Constructed wetlands at a northern Sydney garden centre were evaluated for their efficacy for removing excess nitrogen and phosphorus within the site's internal water network. The original construction of the centre utilised the latest technology for water harvesting, storage and irrigation to ensure a permanent high quality water supply with minimum reliance on Sydney Water drinking water supplies. A series of artificial wetlands was built to assist in the removal of nutrients and improve water quality. The wetlands are effective at removing 95% of the total nitrogen (TN) and 98.5% of the total phosphorus (TP). Biological oxygen demand (BOD) also decreases throughout the system from 10mg/L to < 4 mg/L. Despite the initial success, a pump failure during 2007 resulted in widespread algal growth throughout the centre's reticulation network. Consequently, this study was designed to evaluate the sources and causes of the problem, to optimise the reed bed technology and to develop recommendations to mitigate future algal bloom events. constructed wetland; nutrient removal; garden centre; algae.

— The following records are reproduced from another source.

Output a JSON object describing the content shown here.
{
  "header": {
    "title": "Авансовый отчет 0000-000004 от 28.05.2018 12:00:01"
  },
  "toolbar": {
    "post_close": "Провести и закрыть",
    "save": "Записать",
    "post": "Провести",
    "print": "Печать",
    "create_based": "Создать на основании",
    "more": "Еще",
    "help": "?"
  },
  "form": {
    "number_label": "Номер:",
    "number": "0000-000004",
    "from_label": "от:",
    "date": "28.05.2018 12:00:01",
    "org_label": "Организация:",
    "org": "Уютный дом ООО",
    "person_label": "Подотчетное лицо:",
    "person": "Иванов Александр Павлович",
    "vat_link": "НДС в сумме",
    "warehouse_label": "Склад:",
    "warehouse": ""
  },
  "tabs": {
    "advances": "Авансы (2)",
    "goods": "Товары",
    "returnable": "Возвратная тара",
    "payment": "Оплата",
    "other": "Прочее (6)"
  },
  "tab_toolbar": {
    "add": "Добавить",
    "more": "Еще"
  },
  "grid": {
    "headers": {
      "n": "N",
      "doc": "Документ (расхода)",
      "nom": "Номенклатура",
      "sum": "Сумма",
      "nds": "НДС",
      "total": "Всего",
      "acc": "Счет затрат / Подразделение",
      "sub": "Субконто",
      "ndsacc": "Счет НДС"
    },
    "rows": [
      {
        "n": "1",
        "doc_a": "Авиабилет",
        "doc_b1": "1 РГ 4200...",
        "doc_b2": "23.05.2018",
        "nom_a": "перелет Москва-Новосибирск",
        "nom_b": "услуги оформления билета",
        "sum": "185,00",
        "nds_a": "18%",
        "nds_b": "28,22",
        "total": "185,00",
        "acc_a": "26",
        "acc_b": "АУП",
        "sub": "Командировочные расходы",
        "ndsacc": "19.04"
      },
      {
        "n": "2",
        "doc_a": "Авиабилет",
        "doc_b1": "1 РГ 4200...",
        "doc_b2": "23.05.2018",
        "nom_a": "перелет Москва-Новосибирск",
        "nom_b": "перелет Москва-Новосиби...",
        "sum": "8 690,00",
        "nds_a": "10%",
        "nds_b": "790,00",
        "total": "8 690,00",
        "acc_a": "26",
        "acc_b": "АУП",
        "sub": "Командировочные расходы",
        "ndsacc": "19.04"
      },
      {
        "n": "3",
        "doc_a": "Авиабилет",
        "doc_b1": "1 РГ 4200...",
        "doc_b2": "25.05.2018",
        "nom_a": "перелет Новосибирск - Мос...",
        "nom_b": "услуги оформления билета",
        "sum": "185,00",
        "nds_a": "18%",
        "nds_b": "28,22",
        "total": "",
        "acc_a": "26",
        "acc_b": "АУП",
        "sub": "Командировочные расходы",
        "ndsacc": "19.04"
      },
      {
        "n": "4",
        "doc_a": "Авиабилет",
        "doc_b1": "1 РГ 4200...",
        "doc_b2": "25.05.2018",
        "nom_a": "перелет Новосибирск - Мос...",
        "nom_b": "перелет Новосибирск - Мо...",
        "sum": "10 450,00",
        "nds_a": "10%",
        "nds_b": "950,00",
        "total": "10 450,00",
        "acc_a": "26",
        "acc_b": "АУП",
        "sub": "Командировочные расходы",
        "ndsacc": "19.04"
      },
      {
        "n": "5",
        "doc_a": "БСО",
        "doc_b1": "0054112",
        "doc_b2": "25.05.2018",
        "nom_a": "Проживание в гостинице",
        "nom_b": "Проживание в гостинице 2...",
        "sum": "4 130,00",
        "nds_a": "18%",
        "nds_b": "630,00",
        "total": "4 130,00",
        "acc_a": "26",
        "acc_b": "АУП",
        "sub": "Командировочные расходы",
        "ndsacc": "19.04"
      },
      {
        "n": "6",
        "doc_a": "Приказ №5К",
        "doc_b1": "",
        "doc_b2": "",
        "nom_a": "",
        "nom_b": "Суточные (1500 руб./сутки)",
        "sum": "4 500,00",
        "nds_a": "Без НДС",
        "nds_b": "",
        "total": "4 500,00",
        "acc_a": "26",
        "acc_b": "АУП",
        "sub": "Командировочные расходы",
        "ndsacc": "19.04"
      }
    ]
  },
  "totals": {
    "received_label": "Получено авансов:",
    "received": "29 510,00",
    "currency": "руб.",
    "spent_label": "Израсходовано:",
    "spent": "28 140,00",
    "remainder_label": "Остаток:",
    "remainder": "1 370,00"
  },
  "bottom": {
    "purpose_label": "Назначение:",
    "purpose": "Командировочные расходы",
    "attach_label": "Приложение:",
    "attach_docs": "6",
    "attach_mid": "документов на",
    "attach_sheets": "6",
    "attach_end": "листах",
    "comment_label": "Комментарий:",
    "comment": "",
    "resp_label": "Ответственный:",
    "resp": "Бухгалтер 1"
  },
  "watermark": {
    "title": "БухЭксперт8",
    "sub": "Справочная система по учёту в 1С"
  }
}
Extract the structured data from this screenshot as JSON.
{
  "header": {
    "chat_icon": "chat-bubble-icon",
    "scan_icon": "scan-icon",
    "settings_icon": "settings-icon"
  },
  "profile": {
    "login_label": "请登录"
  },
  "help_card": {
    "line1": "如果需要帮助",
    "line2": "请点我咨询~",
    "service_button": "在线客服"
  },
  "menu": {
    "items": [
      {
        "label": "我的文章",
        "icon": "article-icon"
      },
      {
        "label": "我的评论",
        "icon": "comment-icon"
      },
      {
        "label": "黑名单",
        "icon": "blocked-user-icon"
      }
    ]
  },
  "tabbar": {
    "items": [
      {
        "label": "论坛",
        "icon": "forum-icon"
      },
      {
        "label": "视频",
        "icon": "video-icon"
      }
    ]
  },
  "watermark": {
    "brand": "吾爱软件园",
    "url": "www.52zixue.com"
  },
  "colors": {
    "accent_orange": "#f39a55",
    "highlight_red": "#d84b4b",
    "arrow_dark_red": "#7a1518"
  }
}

|Number of pages||6|
|Publication status||Published - Sep 2008|